[EXERCISE DIRECTIONS]:
Compute how many lines in the records below contain the string "subtitle" and give that number without other output.
───── EXERCISE MATERIALS
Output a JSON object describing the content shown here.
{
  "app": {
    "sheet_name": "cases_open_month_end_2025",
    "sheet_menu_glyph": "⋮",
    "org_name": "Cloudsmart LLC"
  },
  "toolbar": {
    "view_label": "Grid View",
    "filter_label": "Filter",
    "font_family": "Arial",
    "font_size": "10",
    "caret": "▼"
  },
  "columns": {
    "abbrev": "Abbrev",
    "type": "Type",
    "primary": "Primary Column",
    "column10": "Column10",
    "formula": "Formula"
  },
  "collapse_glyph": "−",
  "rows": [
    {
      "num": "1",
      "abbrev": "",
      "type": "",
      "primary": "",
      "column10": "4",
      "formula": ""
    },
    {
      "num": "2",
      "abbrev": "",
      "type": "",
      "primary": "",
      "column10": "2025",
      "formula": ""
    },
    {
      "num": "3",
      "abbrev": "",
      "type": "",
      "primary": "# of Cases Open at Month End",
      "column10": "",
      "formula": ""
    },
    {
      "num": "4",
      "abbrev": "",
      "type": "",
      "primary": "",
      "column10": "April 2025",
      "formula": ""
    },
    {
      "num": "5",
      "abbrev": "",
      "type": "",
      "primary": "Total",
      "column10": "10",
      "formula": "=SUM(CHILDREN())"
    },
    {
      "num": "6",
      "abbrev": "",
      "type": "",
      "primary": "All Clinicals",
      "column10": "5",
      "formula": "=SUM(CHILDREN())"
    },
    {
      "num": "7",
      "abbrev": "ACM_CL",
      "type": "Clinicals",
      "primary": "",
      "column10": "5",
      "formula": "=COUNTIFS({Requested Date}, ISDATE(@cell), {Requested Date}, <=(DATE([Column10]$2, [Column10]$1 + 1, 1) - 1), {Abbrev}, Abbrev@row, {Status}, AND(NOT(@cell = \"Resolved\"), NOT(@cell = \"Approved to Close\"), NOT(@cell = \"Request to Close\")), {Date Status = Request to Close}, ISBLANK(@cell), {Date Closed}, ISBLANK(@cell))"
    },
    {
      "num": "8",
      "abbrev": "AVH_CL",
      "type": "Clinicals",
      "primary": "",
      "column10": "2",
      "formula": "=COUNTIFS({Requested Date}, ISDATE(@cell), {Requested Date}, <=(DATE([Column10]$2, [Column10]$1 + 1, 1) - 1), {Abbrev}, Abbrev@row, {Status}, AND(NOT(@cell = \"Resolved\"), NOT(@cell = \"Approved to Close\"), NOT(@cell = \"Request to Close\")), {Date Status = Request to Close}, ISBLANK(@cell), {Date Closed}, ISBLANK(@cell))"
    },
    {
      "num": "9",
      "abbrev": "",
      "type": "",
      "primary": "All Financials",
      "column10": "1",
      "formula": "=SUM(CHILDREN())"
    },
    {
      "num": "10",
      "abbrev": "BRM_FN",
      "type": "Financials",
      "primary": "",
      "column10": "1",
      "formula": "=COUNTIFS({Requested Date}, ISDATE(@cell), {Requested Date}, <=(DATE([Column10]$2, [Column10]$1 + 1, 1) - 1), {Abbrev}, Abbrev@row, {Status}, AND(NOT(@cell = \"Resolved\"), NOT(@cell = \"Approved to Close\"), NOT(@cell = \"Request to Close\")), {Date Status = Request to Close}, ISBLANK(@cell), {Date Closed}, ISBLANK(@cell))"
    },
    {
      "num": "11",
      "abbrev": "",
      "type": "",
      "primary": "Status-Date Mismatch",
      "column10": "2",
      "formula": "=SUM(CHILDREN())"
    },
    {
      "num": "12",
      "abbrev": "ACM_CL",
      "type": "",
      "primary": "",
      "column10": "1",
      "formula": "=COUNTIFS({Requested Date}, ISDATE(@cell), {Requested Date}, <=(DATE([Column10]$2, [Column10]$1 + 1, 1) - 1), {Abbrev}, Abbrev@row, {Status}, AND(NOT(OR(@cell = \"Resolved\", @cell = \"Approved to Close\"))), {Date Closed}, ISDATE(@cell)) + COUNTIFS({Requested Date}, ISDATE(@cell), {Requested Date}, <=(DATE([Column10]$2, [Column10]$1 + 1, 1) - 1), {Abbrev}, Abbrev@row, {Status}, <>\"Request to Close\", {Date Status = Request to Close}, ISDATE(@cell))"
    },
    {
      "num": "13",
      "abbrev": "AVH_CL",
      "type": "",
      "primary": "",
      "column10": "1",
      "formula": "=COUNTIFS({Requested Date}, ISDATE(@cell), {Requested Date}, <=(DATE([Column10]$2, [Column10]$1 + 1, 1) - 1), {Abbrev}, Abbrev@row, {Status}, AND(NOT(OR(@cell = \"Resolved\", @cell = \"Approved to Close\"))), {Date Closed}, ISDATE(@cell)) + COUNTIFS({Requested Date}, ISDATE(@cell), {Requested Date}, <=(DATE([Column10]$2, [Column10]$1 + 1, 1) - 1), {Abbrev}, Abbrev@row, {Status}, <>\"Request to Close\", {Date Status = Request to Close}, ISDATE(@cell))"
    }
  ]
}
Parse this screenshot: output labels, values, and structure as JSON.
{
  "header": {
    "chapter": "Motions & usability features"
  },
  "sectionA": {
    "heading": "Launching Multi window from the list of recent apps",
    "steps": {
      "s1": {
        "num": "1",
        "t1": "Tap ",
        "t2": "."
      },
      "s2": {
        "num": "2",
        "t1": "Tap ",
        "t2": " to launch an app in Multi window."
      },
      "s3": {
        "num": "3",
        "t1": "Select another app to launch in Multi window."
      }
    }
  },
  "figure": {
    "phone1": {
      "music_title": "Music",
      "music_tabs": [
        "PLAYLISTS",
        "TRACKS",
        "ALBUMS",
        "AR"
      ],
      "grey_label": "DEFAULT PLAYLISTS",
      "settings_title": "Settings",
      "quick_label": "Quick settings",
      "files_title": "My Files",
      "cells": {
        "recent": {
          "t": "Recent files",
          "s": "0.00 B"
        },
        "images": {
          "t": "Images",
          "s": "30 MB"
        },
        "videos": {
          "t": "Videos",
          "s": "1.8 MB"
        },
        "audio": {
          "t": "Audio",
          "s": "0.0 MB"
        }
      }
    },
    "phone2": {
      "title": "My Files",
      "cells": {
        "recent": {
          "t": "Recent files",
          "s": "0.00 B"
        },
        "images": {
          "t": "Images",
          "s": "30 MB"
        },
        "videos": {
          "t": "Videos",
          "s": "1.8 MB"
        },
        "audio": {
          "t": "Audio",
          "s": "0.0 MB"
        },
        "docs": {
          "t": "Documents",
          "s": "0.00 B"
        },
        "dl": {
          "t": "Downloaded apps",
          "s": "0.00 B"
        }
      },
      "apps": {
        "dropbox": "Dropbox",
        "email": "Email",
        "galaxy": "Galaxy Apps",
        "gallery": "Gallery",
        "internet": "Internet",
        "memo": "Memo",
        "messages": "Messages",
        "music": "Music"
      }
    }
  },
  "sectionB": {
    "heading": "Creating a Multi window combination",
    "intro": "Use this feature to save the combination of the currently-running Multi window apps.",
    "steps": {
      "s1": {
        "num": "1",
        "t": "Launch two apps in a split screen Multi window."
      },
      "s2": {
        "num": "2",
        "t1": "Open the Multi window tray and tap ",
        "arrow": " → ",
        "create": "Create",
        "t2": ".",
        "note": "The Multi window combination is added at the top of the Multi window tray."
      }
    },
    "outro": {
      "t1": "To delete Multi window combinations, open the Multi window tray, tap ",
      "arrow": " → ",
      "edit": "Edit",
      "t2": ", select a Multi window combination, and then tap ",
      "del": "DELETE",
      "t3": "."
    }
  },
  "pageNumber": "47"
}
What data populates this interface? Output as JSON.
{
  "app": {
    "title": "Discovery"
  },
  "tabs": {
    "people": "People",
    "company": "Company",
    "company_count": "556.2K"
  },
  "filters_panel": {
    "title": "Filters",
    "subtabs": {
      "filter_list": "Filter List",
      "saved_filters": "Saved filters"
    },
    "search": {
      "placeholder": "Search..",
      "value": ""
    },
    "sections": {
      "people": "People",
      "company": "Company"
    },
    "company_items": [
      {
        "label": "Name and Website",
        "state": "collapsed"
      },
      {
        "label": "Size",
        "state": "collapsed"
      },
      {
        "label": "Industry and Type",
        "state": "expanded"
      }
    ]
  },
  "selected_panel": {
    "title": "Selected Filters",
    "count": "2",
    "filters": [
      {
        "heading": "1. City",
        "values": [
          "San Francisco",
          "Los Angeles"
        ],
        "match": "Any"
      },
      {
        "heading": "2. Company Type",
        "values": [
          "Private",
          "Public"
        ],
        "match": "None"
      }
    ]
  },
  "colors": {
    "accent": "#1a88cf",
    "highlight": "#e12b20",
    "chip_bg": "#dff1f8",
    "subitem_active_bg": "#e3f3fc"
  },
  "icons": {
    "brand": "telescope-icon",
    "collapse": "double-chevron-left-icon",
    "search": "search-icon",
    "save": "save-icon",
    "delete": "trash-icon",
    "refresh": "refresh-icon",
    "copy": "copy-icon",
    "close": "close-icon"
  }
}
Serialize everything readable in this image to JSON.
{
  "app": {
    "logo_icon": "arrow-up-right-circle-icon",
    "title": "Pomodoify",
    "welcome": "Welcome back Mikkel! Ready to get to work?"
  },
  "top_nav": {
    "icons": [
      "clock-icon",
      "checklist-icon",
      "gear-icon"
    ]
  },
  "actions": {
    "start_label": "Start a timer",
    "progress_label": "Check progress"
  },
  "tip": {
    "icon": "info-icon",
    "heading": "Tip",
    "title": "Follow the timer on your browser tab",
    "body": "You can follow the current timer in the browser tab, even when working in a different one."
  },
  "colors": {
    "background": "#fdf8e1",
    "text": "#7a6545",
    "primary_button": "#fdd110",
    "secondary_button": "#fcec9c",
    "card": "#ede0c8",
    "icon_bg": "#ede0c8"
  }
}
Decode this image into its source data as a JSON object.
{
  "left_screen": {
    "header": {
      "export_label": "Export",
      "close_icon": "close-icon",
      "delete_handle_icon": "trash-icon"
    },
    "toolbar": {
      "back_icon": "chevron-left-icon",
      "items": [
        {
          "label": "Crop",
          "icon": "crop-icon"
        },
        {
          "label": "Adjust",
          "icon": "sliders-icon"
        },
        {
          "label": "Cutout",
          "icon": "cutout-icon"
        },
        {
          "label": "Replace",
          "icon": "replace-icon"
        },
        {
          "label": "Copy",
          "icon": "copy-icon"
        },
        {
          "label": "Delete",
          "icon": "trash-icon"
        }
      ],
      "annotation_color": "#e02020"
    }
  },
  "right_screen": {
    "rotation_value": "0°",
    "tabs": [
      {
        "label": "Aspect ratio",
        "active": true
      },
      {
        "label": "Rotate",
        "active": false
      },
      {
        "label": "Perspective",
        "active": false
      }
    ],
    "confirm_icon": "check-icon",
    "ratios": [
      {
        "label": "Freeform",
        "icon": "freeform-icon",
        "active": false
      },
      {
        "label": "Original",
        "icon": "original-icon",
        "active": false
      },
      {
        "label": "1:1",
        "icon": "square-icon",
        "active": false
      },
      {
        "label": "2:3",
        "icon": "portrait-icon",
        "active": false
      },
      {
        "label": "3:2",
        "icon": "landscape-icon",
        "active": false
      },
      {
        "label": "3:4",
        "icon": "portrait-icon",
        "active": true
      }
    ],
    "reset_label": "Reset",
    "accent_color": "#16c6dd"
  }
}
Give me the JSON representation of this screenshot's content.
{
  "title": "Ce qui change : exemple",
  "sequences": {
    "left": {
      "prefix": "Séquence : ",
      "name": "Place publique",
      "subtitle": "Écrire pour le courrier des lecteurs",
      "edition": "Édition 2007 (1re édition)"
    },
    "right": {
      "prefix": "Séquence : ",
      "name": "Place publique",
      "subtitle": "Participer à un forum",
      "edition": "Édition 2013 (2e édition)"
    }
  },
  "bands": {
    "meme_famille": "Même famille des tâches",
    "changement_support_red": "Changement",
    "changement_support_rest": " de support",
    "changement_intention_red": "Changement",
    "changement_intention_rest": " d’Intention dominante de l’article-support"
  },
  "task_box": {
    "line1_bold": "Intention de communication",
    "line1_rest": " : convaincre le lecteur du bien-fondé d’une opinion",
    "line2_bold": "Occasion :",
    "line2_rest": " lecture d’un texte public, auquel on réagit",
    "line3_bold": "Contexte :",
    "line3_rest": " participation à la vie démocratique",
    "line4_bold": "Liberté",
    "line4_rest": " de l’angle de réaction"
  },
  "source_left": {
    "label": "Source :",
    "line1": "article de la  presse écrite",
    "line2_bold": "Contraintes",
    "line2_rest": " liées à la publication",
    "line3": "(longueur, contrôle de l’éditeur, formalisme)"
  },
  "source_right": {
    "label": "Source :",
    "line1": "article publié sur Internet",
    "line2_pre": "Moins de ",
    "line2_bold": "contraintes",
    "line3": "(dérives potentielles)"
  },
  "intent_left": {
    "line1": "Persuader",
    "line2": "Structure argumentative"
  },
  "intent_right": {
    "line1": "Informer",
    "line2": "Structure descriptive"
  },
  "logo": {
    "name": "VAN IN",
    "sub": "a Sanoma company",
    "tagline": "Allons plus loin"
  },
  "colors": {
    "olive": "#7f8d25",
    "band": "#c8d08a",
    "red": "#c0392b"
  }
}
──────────
[WRITTEN SOLUTION]:
2